When two people have a moral disagreement – for instance, about whether it is okay to pull someone’s hair – one person may think that it is right to perform the action in question whereas the other person may think that it is wrong to perform the action. When we ourselves think about the “truth” of the persons’ moral judgments, we engage in metaethical thinking. The two most prominent types of metaethical judgment are an objectivist attitude (e.g., only one person can be right) and a relativist attitude (e.g., both persons can be right).
In a study recently accepted for publication at Journal of Experimental Child Psychology, we investigated children’s developing metaethical judgment in the context of moral disagreement between two puppets who expressed conflicting moral judgments.

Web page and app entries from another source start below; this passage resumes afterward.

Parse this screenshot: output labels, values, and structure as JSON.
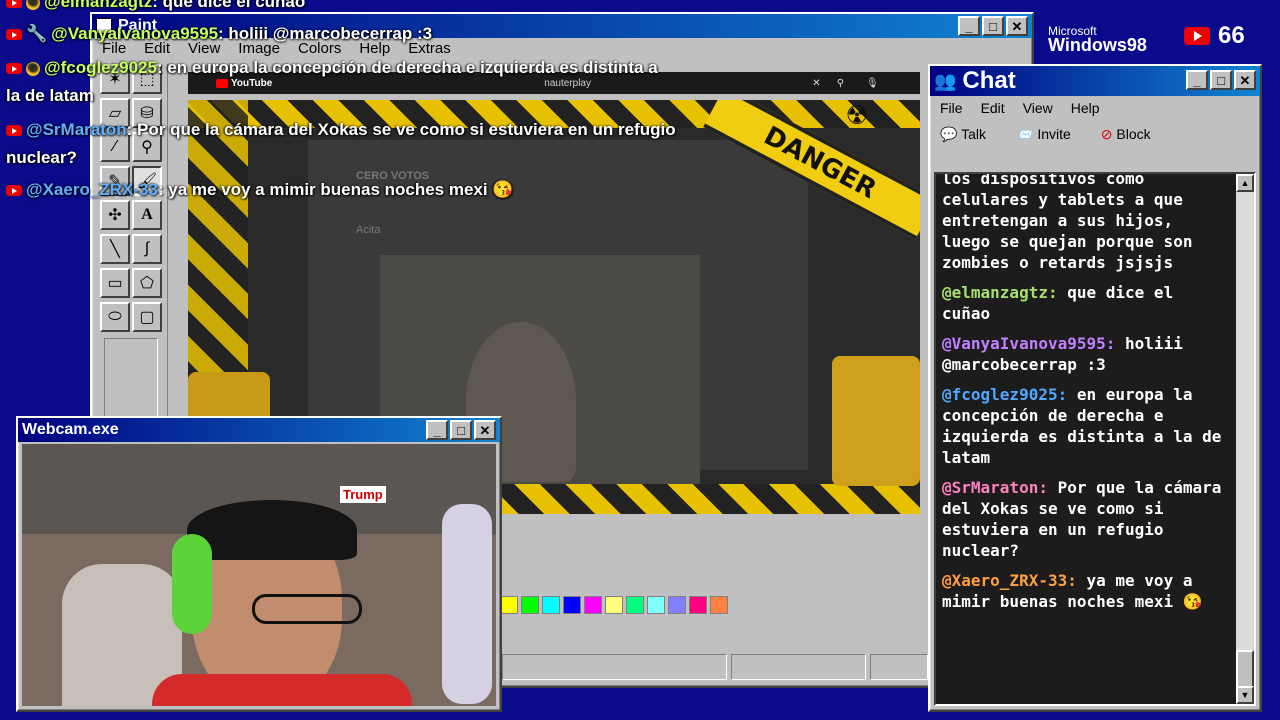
{
  "overlay_chat": [
    {
      "user": "@elmanzagtz",
      "text": ": que dice el cuñao"
    },
    {
      "user": "@VanyaIvanova9595",
      "text": ": holiii @marcobecerrap :3"
    },
    {
      "user": "@fcoglez9025",
      "text": ": en europa la concepción de derecha e izquierda es distinta a",
      "text2": "la de latam"
    },
    {
      "user": "@SrMaraton",
      "text": ": Por que la cámara del Xokas se ve como si estuviera en un refugio",
      "text2": "nuclear?"
    },
    {
      "user": "@Xaero_ZRX-33",
      "text": ": ya me voy a mimir buenas noches mexi 😘"
    }
  ],
  "branding": {
    "ms_small": "Microsoft",
    "win98": "Windows98",
    "viewer_count": "66"
  },
  "paint": {
    "title": "Paint",
    "menu": [
      "File",
      "Edit",
      "View",
      "Image",
      "Colors",
      "Help",
      "Extras"
    ],
    "palette": [
      "#ffff00",
      "#00ff00",
      "#00ffff",
      "#0000ff",
      "#ff00ff",
      "#ffff80",
      "#00ff80",
      "#80ffff",
      "#8080ff",
      "#ff0080",
      "#ff8040"
    ]
  },
  "stream": {
    "yt_logo": "YouTube",
    "search_value": "nauterplay",
    "danger_text": "DANGER",
    "bg_texts": [
      "CERO VOTOS",
      "Acita"
    ]
  },
  "webcam": {
    "title": "Webcam.exe",
    "shelf_text": "Trump"
  },
  "chat": {
    "title": "Chat",
    "menu": [
      "File",
      "Edit",
      "View",
      "Help"
    ],
    "tools": {
      "talk": "Talk",
      "invite": "Invite",
      "block": "Block"
    },
    "messages": [
      {
        "user": "",
        "text": "los dispositivos como celulares y tablets a que entretengan a sus hijos, luego se quejan porque son zombies o retards jsjsjs",
        "color": "#ffffff"
      },
      {
        "user": "@elmanzagtz:",
        "text": "que dice el cuñao",
        "color": "#a8e070"
      },
      {
        "user": "@VanyaIvanova9595:",
        "text": "holiii @marcobecerrap :3",
        "color": "#c080ff"
      },
      {
        "user": "@fcoglez9025:",
        "text": "en europa la concepción de derecha e izquierda es distinta a la de latam",
        "color": "#50a8ff"
      },
      {
        "user": "@SrMaraton:",
        "text": "Por que la cámara del Xokas se ve como si estuviera en un refugio nuclear?",
        "color": "#ff80c0"
      },
      {
        "user": "@Xaero_ZRX-33:",
        "text": "ya me voy a mimir buenas noches mexi 😘",
        "color": "#ffa040"
      }
    ]
  }
}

One puppet was always an ingroup member who expressed a typical moral judgment (e.g., that it is wrong to pull someone’s hair) while the other puppet was either another ingroup member or an extraterrestrial agent (with different preferences and background) who expressed an atypical moral judgment (e.g., that it is okay to pull someone’s hair). We found that 9-year-olds, but not younger children, were more likely to judge that two persons could be right (a relativist attitude) when an ingroup member disagreed with an extraterrestrial agent than when the second person was another ingroup individual. This context-relative enhanced moral relativism was not found in a comparison case in which agents disagreed about the possibility of different physical laws. The findings of this study suggest that although children typically express moral objectivism, by early school-age they begin to temper their objectivism with culturally relative metaethical judgments.
Schmidt, M. F. H., González-Cabrera, I., & Tomasello, M. (2017). Children’s developing metaethical judgments. Journal of Experimental Child Psychology, 164, 163-177.